Study: Automated prior authorization may lower costs, improve care for cancer patients

A new study from researchers at CVS Health finds that an automated prior authorization process may drive lower cost, more efficient cancer care.

The research, released for the American Society of Clinical Oncology conference, found that from April to December 2020, 279 prior authorization requests were submitted by a large health system through the Novologix platform, a clinical decision support tool for prior auth.

Of those submissions, 83% were automatically approved in real time, according to the study. None of the submissions were ultimately denied, according to the researchers, and those not approved automatically were reviewed via a partnership with the National Comprehensive Cancer Network.

CVS developed Novologix to provide a more streamlined care management option for oncology treatment, based in the NCCN guidelines, and is available to all of its health plan clients, Roger Brito, divisional head of enterprise oncology at CVS Health, told Fierce Healthcare.

"Because the platform enables prior authorization of treatment at a regimen level rather than requiring prescribers to submit each drug individually, it delivers a better member and prescriber experience and helps ensure that patients can get started on the most clinically appropriate treatment for their specific diagnosis in a timely manner," Brito said.

RELATED: House bill mandates Medicare Advantage plans adopt electronic prior authorization
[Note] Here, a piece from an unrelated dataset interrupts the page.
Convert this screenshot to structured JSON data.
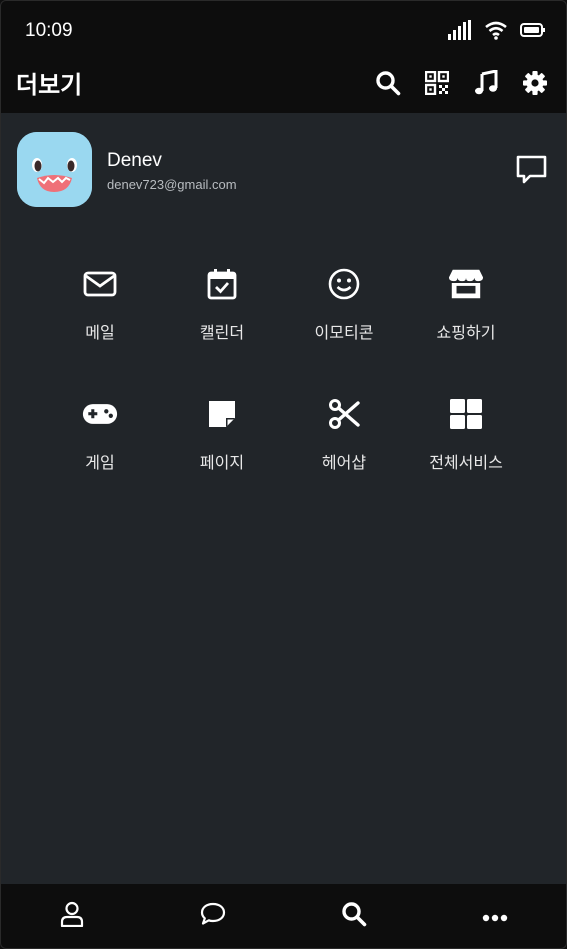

Medicare Advantage patients with non-small cell lung cancer whose care regimens were aligned with the NCCN guidelines saw significant cost savings, the study found.

The researchers found the average cost of care for patients who met these guidelines was $19,321 compared to $26,405 for those who were not.

The researchers said that the findings suggest that payers and providers collaborating on automating processes to drive toward the latest clinical guidance can lead to higher quality care at a lower cost. 

However, they said further study is necessary to delve into the impacts on other care models and in other types of cancer.

Other recent studies have delved into this issue, as prior authorization is a commonly-cited pain point for physicians. America's Health Insurance Plans, for example, found that more electronic and automated prior authorization can speed up patients' access to therapies and reduce the need for administrative busywork, such as sending faxes.

"Where treatment decisions align to established clinical guidelines it is in everyone’s best interest to simplify and automate the prescribing and prior authorization process through a technology platform like Nolovogix," Brito said.